Expansion of extracellular space in the nonischemic zone of the infarcted heart and concomitant changes in tissue electrolyte contents in the rat.
The alterations in electrolyte content that occur in an infarcted zone of the heart have also been reported to occur in a similar manner, although to a far less degree, in the distant, apparently normal zones of the heart. These alterations in the nonischemic myocardium have usually been tabulated without comment, presumably because their magnitudes approach values of statistical dispersion. Our measurements of electrolyte content in the normal zone of the infarcted rat heart confirmed that all of the electrolyte contents were slightly modified. There was a rise in sodium, calcium, and chloride and a decline in potassium and magnesium. In addition, the extracellular space ([14C]sucrose) in this zone was elevated by nearly 15%. We have postulated a mechanism for this elevation based on an increase in the net filtration rate through myocardial capillaries. The expansion of the extracellular space can account for all of the electrolyte changes in the normal zone with the exception of the alteration in calcium. Therefore, there is no basis for assuming that these myocardial alterations reflect general movements of electrolytes down their electrochemical gradients.

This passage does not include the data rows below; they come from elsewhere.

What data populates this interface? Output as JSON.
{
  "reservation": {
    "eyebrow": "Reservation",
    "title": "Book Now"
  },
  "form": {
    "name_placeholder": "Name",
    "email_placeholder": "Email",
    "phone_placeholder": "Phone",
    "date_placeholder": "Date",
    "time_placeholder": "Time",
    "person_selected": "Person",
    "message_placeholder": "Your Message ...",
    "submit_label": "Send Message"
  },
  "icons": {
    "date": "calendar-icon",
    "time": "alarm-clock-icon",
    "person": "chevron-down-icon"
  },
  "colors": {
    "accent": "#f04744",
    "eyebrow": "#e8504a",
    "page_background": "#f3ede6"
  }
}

We suggest that the increment in the nominal concentration of cellular calcium is related to a compensatory mechanism that allows the reduced mass of functional myocardium to contract more vigorously.
- Copyright © 1975 by American Heart Association